After getting treatment for her mental health and returning to work, Knightley's professional and personal life both thrived. She landed a string of major roles including parts in the films "Never Let Me Go," "Seeking a Friend for the End of the World," and "Anna Karenina." She also fell in love. Knightley married musician James Righton in 2013 after two years of dating, tying the knot in a quiet ceremony at the age of 28, per Vogue UK.

Knightley takes a pragmatic view of marriage, telling Glamour that her attitude reflects her parents', joking that "they only [got married] to get a mortgage." She explained that she accepted her now-husband's proposal because "it seemed like a fun thing to do."

Her reasons for marrying Righton might have been practical — "supposing something happens to your other half and you can't get into the hospital without that legal paper?" she asked Glamour — but the two still seem happily in love and have been together now more than a decade.
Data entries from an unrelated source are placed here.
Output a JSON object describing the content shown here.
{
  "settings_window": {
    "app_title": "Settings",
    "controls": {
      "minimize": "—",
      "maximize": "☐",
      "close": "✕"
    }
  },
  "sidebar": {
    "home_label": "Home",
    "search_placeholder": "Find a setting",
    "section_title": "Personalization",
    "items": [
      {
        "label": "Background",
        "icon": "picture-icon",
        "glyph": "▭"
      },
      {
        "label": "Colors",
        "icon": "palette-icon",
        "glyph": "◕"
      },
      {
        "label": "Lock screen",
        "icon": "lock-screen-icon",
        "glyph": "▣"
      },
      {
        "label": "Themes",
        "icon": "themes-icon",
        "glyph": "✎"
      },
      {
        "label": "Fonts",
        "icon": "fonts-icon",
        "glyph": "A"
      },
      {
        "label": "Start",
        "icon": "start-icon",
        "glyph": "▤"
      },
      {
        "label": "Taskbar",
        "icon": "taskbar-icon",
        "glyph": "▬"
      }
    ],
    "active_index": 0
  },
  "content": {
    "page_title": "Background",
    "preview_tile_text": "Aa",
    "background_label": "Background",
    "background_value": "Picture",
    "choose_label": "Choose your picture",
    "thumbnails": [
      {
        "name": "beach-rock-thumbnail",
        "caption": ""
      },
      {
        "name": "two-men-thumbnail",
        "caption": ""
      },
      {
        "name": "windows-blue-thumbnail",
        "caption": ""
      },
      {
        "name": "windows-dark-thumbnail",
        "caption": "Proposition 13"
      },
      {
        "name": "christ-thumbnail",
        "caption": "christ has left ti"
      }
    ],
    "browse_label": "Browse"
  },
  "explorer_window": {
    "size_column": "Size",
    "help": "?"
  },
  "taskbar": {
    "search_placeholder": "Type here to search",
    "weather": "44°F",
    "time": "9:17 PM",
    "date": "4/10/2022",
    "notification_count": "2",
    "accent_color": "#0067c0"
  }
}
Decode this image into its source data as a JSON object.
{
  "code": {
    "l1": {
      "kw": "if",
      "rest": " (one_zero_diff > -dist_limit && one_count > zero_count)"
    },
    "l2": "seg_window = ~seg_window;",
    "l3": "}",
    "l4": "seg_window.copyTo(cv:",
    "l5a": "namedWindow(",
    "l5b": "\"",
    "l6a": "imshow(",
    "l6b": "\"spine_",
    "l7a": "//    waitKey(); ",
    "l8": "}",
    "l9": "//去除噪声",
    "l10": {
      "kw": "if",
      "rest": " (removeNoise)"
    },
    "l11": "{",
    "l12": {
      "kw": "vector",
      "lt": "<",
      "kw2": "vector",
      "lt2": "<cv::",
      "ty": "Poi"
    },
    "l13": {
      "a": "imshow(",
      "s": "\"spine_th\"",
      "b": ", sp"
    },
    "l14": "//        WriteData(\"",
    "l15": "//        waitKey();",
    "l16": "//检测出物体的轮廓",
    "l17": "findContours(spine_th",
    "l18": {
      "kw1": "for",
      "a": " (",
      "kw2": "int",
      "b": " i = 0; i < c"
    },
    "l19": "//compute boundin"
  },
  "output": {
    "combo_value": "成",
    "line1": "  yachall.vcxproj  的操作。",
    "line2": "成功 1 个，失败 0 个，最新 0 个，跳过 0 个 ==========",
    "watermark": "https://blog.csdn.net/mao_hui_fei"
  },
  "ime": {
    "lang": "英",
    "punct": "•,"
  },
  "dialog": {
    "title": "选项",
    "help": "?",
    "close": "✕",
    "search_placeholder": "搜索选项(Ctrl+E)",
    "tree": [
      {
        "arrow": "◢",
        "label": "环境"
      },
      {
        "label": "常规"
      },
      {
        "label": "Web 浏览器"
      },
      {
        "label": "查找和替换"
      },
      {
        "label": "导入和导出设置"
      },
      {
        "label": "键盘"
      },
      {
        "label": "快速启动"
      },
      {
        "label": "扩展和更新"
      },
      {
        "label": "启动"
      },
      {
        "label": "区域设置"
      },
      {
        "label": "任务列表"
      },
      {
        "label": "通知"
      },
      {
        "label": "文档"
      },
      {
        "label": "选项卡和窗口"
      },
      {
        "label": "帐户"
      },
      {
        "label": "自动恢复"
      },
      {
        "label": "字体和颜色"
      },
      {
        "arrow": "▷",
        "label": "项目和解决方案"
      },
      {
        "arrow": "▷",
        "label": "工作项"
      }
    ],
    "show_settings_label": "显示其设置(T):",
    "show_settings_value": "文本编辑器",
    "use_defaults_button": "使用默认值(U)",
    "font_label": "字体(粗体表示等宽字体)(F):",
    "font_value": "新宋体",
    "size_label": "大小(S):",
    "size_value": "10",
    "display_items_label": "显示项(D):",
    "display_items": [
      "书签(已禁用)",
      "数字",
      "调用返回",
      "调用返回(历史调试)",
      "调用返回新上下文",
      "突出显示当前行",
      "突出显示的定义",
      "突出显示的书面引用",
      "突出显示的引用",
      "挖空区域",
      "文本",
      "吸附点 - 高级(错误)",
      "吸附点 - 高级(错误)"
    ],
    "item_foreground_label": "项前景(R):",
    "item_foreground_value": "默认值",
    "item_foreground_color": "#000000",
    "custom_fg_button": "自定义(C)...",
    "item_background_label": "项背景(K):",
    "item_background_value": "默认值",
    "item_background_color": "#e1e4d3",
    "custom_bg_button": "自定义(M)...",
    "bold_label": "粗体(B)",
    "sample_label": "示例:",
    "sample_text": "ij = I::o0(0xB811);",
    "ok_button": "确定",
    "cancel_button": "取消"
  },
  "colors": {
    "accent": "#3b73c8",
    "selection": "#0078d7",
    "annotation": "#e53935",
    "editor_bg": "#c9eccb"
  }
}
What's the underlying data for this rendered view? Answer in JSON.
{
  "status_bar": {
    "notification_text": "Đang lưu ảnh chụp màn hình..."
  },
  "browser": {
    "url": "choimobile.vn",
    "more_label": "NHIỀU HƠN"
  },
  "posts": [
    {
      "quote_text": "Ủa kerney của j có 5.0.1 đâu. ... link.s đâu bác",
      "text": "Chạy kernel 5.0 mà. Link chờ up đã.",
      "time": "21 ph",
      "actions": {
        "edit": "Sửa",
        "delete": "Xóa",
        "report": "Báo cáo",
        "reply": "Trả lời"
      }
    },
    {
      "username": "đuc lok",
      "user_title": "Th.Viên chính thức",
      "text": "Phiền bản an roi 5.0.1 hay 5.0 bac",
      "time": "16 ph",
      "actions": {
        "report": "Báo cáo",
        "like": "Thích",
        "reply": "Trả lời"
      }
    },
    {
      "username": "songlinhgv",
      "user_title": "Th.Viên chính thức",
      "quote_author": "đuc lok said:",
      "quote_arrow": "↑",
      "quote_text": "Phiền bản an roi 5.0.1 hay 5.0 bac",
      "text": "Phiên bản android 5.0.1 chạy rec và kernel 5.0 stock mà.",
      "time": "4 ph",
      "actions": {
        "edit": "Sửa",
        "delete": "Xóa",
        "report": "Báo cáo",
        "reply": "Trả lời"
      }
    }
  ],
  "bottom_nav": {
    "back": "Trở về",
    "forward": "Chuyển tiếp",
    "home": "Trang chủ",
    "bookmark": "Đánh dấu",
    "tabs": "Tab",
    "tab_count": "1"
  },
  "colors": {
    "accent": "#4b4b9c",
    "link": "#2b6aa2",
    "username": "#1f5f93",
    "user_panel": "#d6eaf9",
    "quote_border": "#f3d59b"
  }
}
In an interview with Glamour UK she said, "You only get to choose one member of your family and I made a good choice. So well done, me!"

Motherhood has been a new — but rewarding — challenge

Despite her fame, Knightley leads a more relaxed life these days. She became a mom in 2015 and now shares two kids, daughters Edie and Delilah, with her husband. Her career hasn't slowed down, either. She's starred in a string of films including "The Nutcracker and the Four Realms," "Berlin, I Love You," "The Aftermath," and "Silent Night" since becoming a mom. In a 2019 interview with Balance, she said motherhood has even helped her dodge the paparazzi, joking, "There's nothing sexy about trying to control a 3-year-old. So I'm pretty much left alone now."

Of course, there are new challenges, now. Juggling a successful film career with her home life is no easy feat; Knightley told Hello Giggles that having to leave her kids for work means that "the guilt is absolutely constant." That being said, she's tired of the double standard, asking why it's only working women who are asked how they find a way to balance their careers with parenthood. "Why do we not expect a working man to be looking after their children as much as their partner is?" she demanded. "Why do we assume that they don't feel guilty about not spending enough time with their children as well?"

There's a good reason she's not afraid of aging

Growing older is something that scares a lot of us, but it can be especially frightening for women in Hollywood who battle ageism in the sexist industry. Knightley isn't worried about getting older, though. She told the Daily Mail that she hopes to age gracefully. "I walk down the street and I see women with amazing gray hair and the lines on their face and I think it's the story of their life and I love it and I feel empowered by it and that's what I want to be when I grow up," she said.

That's not to say that she doesn't feel the rush of panic when she finds a gray hair, but that has more to do with the fact that getting older and becoming a different version of yourself can be daunting, even if you're happy with your appearance. "You think you know what your body is and what your face is, then suddenly it changes," she explained.

Overall, everything has moved on the bright side as Knightley's grown older. She's become more secure in who she is as an actress, and has learned how to handle her fame. She told Glamour UK that things started to get "better and better" in her mid-20s, adding, "Maybe you stop caring as much about where you should be going and what other people think — which is all the s*** that makes you very unhappy early on."

We can't wait to see how Knightley's career keeps evolving!